November 2, 2022CMMS
Got Unplanned Downtime? Find the Causal Factors
Causal factors help manufacturers understand the factors contributing to an incident, such as equipment failure. Identifying causal factors is required to determine the root cause. This post explains causal factors, how they differ from the root cause, and, more specifically, how determining causal factors helps find the root cause.
What Are Causal Factors?
Causal factors are errors that contribute to an incident, which, if eliminated, could have prevented the incident or reduced its impact. To decide if something is a causal factor, ask yourself, “Had this not happened, would it have averted the incident or reduced its severity?”
When identifying causal factors during an incident investigation, answer these questions:
- What was the sequence of events leading to the problem?
- What were the conditions that enabled or allowed the problem to occur?
- What other issues were related to the main problem?
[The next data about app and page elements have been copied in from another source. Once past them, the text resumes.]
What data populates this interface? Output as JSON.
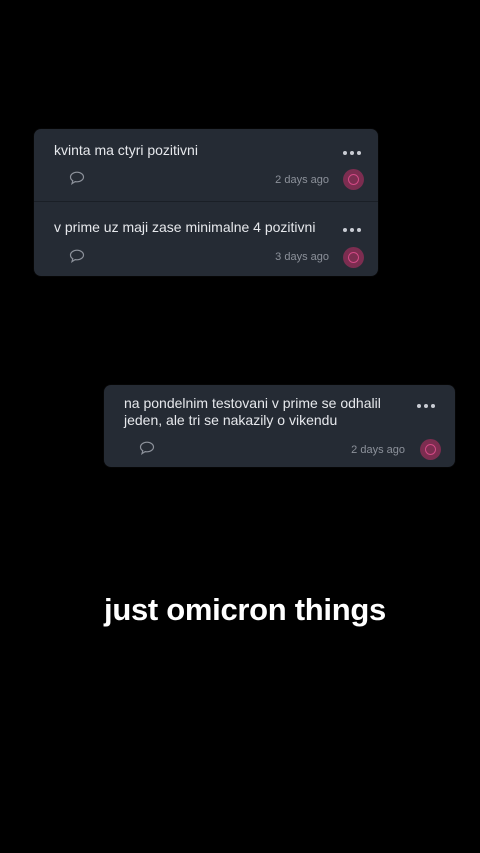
{
  "posts": [
    {
      "text": "kvinta ma ctyri pozitivni",
      "time": "2 days ago",
      "icons": {
        "more": "more-dots-icon",
        "comment": "comment-bubble-icon",
        "avatar": "user-avatar"
      }
    },
    {
      "text": "v prime uz maji zase minimalne 4 pozitivni",
      "time": "3 days ago",
      "icons": {
        "more": "more-dots-icon",
        "comment": "comment-bubble-icon",
        "avatar": "user-avatar"
      }
    },
    {
      "text": "na pondelnim testovani v prime se odhalil jeden, ale tri se nakazily o vikendu",
      "time": "2 days ago",
      "icons": {
        "more": "more-dots-icon",
        "comment": "comment-bubble-icon",
        "avatar": "user-avatar"
      }
    }
  ],
  "caption": "just omicron things",
  "colors": {
    "background": "#000000",
    "card": "#252b34",
    "text": "#e6e8ec",
    "timestamp": "#8c919a",
    "avatar": "#7c2d50",
    "avatar_accent": "#d24a86"
  }
}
For example, when the cause of failure was an operator error, the causal factor may be an improperly trained employee. Check the person’s qualifications and experience to determine if they were the best person to operate the machine. If they weren’t, explain why an unqualified employee was operating the machine in the investigation report.
How Is a Causal Factor Different from the Root Cause?
A causal factor is a contributor to failure, while a root cause is a single factor that results in an incident. The event might still occur in a causal factor’s absence, but the same isn’t true for a root cause. Essentially, the root cause is the primary driver of an event, while causal factors are secondary or contributory drivers.
Analysts can use causal factors to determine a root cause. For example, the Five Whys is a root cause analysis (RCA) technique in which analysts identify causal factors to determine the root cause. Then, they ask why something happened until they find the root cause.
Use Five Whys to Find Causal Factors and Root Cause
Sakichi Toyota, the founder of Toyota Industries, developed the Five Whys method. The method continues to be used across industries alongside other lean concepts like kaizen, six sigma, poka-yoke, and jidoka.
The Five Whys method helps determine the root cause by exploring cause-and-effect relationships between problems. It involves asking “why” five times, based on anecdotal experience. However, you may need to ask “why” more often, depending on the problem.
The Five Whys Questions
For example, let’s say the conveyor belt stopped working. You ask and answer the following questions to determine the causal factors and root cause.
1. Why did the conveyor belt stop working?
The main pulley stopped rotating.
2. Why did the main pulley stop?
Insufficient power supply.
3. Why did the pulley have insufficient power?
The motor’s windings burned.
4. Why did the motor windings burn?
Excessive current running through the motor windings resulted in motor overload, causing it to burn.
5. Why was an excessive current running through the motor?
No overcurrent protection to stabilize the current flowing through the motor.
The Five Whys Final Answer
Here, the root cause is the lack of overcurrent protection. The pulley not working, motor windings burning, insufficient power to the pulley, and excessive current running through the motor are causal factors.
A fishbone, or Ishikawa, diagram is a great visual to use to identify causal factors. Once you’ve identified the issues, you can map out your questions and answers on the diagram to find causal contributing factors. These causes will help you visualize the sequence of events to find the root cause.
Experts often criticize the Five Whys methodology because it encourages linear thinking, making analysts lose sight of non-obvious causes during the investigation. Nor does it offer any guidance to solve the problems it identifies. Instead, experts recommend using the Five Whys to identify causal factors, but for a thorough root cause analysis (RCA) for major problems, consider using other RCA tools.
How a CMMS Can Help
Identifying causal factors and a root cause helps you decide on corrective action. The faster you can identify causal factors and take corrective action, the faster you can get your equipment up and running.
However, a well-planned maintenance program is your best bet if you’re looking to reduce asset downtime and achieve production efficiency. You can easily set up a preventive maintenance program using a CMMS, or if you’re already dealing with asset failure, you can create a work order and assign it to a technician within minutes.
A computerized maintenance management system (CMMS) like MaintainX helps catalog assets effectively and allows you to monitor maintenance and repairs. In addition, the technicians can quickly ask questions or request information using MaintainX’s built-in chat function.
You and your team need zero training to get started. Just download the app to your desktop or mobile device.